Specificity is required in arbitration demands

In Westcott Homes, LLC v. Chamness, __ Wn. App.__, 192 P.3d. 394 (September 15, 2008), the Court of Appeals addressed the issue of whether a series of emails satisfied the statutory requirements for initiating an arbitration. The Court of Appeals held that they did not.

The technical requirements of arbitration demands are governed by statute, RCW 7.04A.090. The statute provides that a party initiating an arbitration must give the notice in accordance with the parties’ agreement. If there is none, the notice must be sent via certified or registered mail, return receipt requested and obtained, or by service authorized for initiation of a lawsuit (i.e. via process server). The notice must describe the nature of the controversy and the remedies sought. In this case, the developer, Westcott Homes, LLC, sought to initiate an arbitration against homeowners, the Chamnesses. Westcott requested arbitration by email stating that “Westcott is going to want to proceed to arbitrate this dispute between it and the Chamnesses.” The email notice did not describe the nature of the controversy or the remedies sought by Westcott. The Court of Appeals held that the email notice did not satisfy the statute, and dismissed Westcott’s claim because it did not timely initiate arbitration within the period specified in the parties’ agreement.

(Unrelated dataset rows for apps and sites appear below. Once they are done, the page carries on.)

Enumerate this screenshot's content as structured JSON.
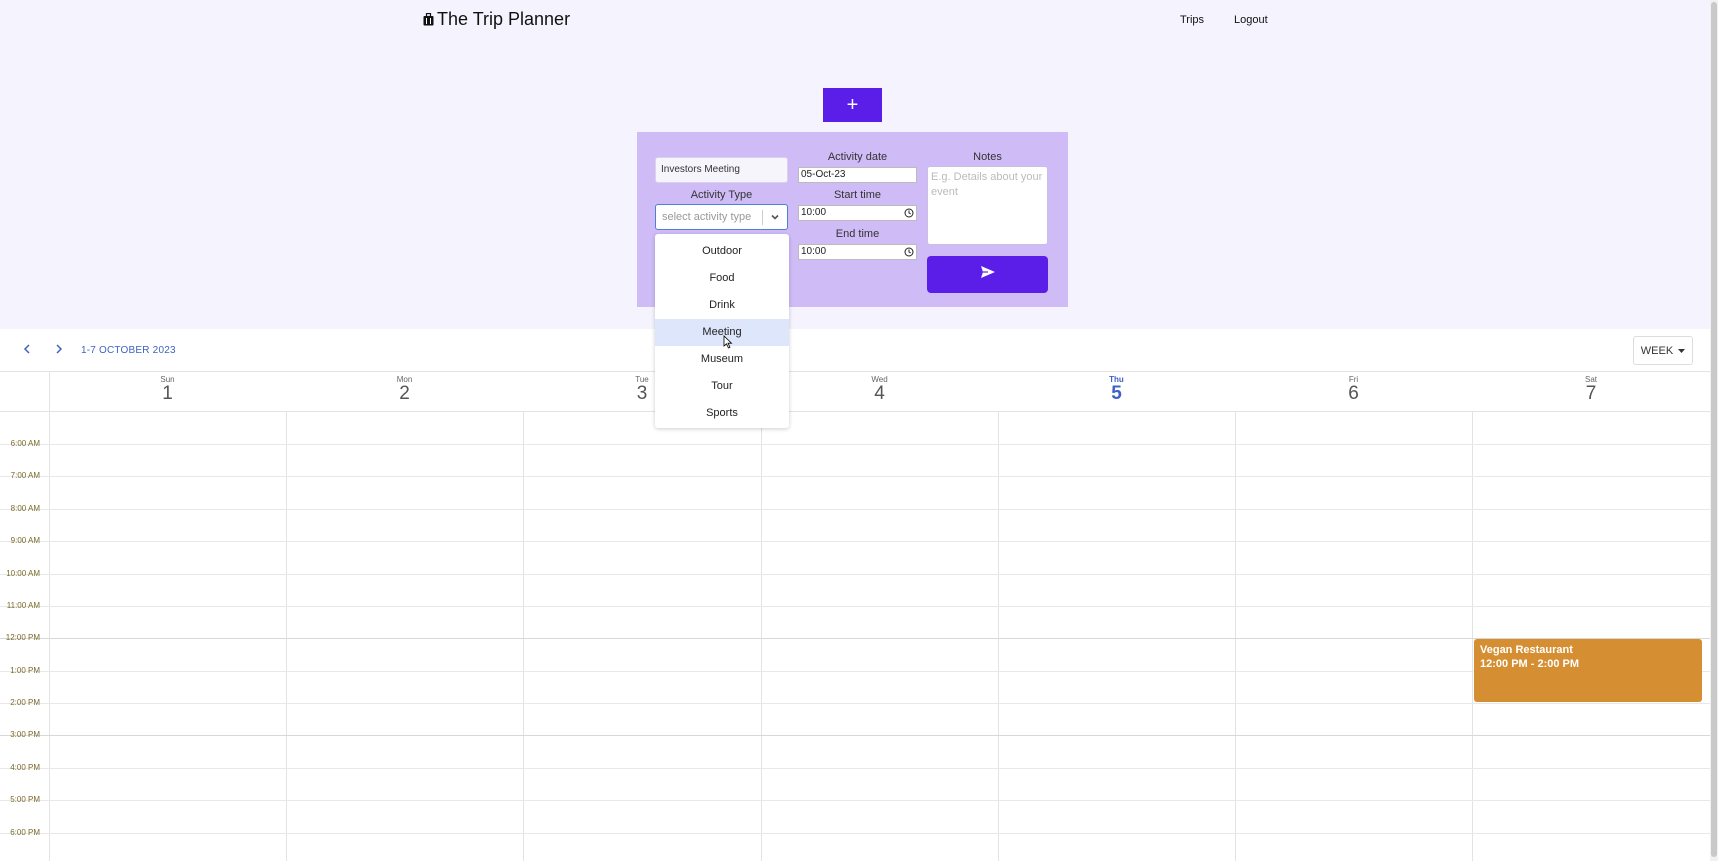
{
  "header": {
    "title": "The Trip Planner",
    "nav": {
      "trips": "Trips",
      "logout": "Logout"
    }
  },
  "add_button": {
    "label": "+"
  },
  "form": {
    "activity_name_value": "Investors Meeting",
    "activity_type_label": "Activity Type",
    "activity_type_placeholder": "select activity type",
    "activity_date_label": "Activity date",
    "activity_date_value": "05-Oct-23",
    "start_time_label": "Start time",
    "start_time_value": "10:00",
    "end_time_label": "End time",
    "end_time_value": "10:00",
    "notes_label": "Notes",
    "notes_placeholder": "E.g. Details about your event"
  },
  "dropdown": {
    "options": [
      "Outdoor",
      "Food",
      "Drink",
      "Meeting",
      "Museum",
      "Tour",
      "Sports"
    ],
    "highlighted": "Meeting"
  },
  "calendar": {
    "range_label": "1-7 OCTOBER 2023",
    "view_label": "WEEK",
    "days": [
      {
        "name": "Sun",
        "date": "1"
      },
      {
        "name": "Mon",
        "date": "2"
      },
      {
        "name": "Tue",
        "date": "3"
      },
      {
        "name": "Wed",
        "date": "4"
      },
      {
        "name": "Thu",
        "date": "5",
        "today": true
      },
      {
        "name": "Fri",
        "date": "6"
      },
      {
        "name": "Sat",
        "date": "7"
      }
    ],
    "times": [
      "6:00 AM",
      "7:00 AM",
      "8:00 AM",
      "9:00 AM",
      "10:00 AM",
      "11:00 AM",
      "12:00 PM",
      "1:00 PM",
      "2:00 PM",
      "3:00 PM",
      "4:00 PM",
      "5:00 PM",
      "6:00 PM"
    ],
    "event": {
      "title": "Vegan Restaurant",
      "time": "12:00 PM  -  2:00 PM",
      "color": "#d58f32"
    }
  },
  "colors": {
    "accent": "#5b1ee8",
    "panel": "#cfbcf7",
    "link": "#3f63c4"
  }
}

The lesson to attorneys and clients is that although arbitrations are a less formal procedure for dispute resolution, specificity and proper service is nonetheless required for arbitration demands. It is recommended that you consult an attorney before demanding arbitration.

Scroll to Top